## EXERCISE DETAILS
Could you work out the number of lines in the listing that include the word "screenshot" and reply with that figure alone?

## DATA EXTRACT
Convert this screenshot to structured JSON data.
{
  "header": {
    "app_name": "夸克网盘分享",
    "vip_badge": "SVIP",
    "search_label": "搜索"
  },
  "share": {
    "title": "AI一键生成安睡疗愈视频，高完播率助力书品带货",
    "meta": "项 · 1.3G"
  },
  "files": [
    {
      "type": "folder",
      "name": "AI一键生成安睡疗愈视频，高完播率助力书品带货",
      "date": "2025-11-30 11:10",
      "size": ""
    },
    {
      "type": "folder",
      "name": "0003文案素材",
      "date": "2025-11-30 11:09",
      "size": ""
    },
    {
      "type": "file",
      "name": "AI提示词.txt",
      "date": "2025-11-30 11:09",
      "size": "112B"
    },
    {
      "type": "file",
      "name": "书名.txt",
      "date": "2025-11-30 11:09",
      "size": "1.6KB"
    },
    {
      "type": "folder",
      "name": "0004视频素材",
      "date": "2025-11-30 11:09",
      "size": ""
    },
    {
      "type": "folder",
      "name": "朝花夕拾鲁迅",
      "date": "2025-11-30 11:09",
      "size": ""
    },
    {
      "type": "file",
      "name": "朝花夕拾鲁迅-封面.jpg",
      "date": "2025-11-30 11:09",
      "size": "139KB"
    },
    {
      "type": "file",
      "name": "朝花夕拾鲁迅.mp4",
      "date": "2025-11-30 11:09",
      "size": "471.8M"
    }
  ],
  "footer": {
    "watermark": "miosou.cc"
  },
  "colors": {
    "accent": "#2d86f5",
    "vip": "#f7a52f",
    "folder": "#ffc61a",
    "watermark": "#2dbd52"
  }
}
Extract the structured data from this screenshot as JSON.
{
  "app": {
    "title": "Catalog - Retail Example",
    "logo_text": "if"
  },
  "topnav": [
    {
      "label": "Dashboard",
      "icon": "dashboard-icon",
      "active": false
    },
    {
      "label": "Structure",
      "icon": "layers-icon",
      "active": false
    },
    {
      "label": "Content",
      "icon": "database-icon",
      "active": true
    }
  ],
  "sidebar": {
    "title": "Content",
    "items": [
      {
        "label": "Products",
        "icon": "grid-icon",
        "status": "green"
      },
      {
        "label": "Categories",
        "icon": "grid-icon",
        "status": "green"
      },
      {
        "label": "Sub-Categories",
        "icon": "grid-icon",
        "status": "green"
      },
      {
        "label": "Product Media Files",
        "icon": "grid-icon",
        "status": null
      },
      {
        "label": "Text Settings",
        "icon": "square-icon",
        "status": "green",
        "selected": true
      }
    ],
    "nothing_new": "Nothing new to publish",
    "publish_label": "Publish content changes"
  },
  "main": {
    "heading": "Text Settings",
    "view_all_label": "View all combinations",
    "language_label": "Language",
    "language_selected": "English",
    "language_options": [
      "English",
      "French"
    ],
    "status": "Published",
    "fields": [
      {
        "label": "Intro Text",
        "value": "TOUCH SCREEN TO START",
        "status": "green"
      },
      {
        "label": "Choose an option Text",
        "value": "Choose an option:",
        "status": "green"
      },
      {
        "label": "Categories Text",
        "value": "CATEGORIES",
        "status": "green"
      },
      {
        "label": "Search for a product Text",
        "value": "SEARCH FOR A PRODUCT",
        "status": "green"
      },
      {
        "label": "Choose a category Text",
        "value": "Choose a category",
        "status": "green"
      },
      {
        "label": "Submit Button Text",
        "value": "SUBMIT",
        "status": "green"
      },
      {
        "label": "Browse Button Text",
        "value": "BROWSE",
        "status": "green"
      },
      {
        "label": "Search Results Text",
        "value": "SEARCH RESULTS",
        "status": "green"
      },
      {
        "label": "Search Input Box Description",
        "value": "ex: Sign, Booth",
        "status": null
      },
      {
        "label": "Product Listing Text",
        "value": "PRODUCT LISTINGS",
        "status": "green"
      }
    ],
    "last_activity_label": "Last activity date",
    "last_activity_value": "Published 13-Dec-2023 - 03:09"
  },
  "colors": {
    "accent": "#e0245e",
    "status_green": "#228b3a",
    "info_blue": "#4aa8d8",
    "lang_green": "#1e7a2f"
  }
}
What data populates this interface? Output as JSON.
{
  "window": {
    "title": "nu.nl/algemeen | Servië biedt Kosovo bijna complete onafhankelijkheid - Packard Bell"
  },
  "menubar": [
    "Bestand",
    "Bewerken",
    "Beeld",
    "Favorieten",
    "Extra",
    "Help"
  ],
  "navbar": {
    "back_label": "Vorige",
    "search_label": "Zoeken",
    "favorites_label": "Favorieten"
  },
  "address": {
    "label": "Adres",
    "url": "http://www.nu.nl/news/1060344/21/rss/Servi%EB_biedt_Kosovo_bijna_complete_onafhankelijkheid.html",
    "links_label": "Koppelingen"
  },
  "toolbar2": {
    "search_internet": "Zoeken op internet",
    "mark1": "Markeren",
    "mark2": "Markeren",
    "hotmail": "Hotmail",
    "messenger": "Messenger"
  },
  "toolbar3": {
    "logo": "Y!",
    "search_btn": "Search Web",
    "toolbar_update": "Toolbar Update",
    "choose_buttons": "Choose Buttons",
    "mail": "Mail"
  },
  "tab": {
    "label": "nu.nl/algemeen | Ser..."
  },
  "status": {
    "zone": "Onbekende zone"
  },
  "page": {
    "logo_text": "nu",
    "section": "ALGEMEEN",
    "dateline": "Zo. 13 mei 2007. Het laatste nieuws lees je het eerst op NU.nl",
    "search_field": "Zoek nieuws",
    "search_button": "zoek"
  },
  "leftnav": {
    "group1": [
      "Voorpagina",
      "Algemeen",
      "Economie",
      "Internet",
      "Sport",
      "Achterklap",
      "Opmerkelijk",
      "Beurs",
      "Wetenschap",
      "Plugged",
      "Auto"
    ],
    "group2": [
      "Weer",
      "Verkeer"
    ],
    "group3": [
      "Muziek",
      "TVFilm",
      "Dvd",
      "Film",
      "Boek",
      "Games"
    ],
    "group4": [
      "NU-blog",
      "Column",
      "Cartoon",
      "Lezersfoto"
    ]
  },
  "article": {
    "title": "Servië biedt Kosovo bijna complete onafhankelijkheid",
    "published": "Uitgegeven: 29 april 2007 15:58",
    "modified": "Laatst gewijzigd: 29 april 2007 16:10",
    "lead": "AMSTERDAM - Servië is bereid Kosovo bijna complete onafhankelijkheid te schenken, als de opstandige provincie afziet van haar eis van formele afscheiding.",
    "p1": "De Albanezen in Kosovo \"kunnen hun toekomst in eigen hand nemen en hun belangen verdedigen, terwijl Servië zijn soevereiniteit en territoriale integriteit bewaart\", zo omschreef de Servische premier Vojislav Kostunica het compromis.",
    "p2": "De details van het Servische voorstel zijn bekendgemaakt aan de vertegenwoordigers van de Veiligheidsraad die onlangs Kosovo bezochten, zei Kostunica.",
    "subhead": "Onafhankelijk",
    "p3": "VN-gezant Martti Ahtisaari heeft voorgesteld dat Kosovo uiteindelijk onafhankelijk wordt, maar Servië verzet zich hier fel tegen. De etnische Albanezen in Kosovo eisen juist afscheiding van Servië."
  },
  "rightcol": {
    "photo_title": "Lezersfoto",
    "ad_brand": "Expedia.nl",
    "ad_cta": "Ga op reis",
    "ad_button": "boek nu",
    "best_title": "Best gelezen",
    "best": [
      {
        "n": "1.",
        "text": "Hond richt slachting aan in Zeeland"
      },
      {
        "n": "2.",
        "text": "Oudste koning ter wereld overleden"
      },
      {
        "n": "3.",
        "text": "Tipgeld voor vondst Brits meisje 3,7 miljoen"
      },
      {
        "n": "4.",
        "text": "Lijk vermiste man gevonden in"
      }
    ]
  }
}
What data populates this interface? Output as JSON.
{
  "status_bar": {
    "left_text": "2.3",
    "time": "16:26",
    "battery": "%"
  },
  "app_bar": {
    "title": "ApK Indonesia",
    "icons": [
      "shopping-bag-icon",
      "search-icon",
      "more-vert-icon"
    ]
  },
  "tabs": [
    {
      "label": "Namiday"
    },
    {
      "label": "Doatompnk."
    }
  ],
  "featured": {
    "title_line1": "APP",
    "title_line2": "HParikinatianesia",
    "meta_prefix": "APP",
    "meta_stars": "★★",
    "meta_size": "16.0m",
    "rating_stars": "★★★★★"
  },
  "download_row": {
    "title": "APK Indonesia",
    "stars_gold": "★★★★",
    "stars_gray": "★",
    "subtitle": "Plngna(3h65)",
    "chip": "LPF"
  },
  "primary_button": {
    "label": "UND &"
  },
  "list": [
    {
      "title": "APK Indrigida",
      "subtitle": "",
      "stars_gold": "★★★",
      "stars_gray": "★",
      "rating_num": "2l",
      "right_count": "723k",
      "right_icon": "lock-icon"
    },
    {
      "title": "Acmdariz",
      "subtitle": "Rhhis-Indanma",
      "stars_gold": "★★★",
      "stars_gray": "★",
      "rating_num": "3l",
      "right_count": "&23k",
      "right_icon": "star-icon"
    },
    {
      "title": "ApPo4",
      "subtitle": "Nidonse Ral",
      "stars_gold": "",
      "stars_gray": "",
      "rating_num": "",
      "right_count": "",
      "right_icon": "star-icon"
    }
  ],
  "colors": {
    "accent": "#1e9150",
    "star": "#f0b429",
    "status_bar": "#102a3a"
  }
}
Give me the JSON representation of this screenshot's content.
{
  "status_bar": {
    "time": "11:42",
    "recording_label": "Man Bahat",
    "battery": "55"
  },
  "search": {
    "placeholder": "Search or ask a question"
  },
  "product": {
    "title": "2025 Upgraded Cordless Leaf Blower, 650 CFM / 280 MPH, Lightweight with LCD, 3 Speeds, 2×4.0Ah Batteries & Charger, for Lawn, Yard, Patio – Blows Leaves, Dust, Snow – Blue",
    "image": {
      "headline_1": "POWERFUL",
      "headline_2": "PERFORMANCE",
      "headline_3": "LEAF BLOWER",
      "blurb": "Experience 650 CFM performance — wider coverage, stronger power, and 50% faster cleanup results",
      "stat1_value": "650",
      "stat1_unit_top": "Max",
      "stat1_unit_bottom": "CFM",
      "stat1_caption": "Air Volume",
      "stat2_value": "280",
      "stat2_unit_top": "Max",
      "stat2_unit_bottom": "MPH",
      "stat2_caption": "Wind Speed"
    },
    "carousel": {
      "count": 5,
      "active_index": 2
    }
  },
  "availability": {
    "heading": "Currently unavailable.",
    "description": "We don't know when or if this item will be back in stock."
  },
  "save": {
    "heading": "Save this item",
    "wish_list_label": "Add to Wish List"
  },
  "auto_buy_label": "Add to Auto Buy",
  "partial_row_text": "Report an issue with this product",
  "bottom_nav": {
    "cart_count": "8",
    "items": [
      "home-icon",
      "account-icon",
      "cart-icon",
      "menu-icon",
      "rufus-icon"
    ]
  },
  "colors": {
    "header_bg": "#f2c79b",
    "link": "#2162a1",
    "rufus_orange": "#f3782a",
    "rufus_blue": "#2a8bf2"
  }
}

## RESULT
3